When I graduated high school, someone, very wisely, rather than giving me “10 Steps to a Successful Life,” or “The Future is Yours Graduate,” they gave me a little, tacky looking book by a guy named A.W. Tozer. The book: The Knowledge of the Holy. It turned my life upside down, and I have yet to recover from topsy-turviness. I have come to grips with the fact that holding to the historic, biblical, heroic Christian truths will make my viewpoints seem cockeyed to this world. Tozer, unlike most in his generation, was unwilling to have a mere mental ascendency to truth; he was concerned with the human being experiencing the majesty and glory of the thrice-holy God.
In my perusal through Tozer’s works, I found an obscure but precious book of his, which is a collection of the editorials he wrote for the “Alliance Weekly” magazine. It is entitled: Born After Midnight. In the very first chapter, there is an incredibly striking line that must be embedded within our understanding. Tozer says: “Yet for all God’s good will toward us, He is unable to grant us our heart’s desires, until all our desires have been reduced to one.”

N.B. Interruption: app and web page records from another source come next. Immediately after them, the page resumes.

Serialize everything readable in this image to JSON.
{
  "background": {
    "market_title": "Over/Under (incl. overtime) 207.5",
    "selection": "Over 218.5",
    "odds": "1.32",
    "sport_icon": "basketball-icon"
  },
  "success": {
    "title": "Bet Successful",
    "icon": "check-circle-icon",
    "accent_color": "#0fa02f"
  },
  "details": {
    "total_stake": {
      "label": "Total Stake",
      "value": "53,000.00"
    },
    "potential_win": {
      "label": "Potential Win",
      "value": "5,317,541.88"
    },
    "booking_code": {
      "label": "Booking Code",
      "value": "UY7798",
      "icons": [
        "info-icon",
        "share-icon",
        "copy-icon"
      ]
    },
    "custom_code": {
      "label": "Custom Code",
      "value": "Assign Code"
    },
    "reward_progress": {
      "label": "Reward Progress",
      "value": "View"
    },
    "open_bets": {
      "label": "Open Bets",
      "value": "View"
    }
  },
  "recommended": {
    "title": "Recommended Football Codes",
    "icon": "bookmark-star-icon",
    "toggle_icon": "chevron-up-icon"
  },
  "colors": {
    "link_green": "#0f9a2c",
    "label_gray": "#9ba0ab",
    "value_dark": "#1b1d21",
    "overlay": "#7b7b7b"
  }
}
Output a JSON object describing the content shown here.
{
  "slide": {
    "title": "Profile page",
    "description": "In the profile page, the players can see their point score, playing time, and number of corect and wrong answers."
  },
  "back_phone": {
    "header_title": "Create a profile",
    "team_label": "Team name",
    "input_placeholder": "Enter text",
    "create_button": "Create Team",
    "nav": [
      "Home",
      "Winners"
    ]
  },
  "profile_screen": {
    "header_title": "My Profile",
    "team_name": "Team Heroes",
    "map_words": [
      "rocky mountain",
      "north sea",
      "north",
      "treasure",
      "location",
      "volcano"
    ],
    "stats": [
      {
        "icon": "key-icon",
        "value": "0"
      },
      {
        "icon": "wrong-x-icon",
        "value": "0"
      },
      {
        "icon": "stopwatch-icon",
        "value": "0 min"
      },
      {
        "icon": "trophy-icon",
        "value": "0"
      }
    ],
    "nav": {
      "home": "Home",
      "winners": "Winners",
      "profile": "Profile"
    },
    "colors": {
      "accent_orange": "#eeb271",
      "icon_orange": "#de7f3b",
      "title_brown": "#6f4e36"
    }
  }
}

Oh the foolishness of our heart! We want all the benefits of God’s goodness, mercy and love; however, we want it on our terms, and we want it to still coddle our fleshly cravings. But, until we remove all our idols, and recognize that Jehovah Tsidkenu is all we need, is our only hope, and He in fact is the whole reason we were made. We were made for His pleasure, and in pleasing Him, we find our pleasure. Is it not the greatest tragedy that we seek all of God’s benefits, without longing for Him, only, ever Him? It is like a husband that only wants his wife for the things she does for him, rather than wanting her, for the virtue and loveliness of who she is.
I have an ache within my soul, to see all other desires baked down into one. To say with David: “One thing have I desired of the LORD, that will I seek after [. . .] to behold the beauty of the LORD (Psalms 27:4).” One desire alone can bring final satisfaction; all other desires lead only to dissatisfaction.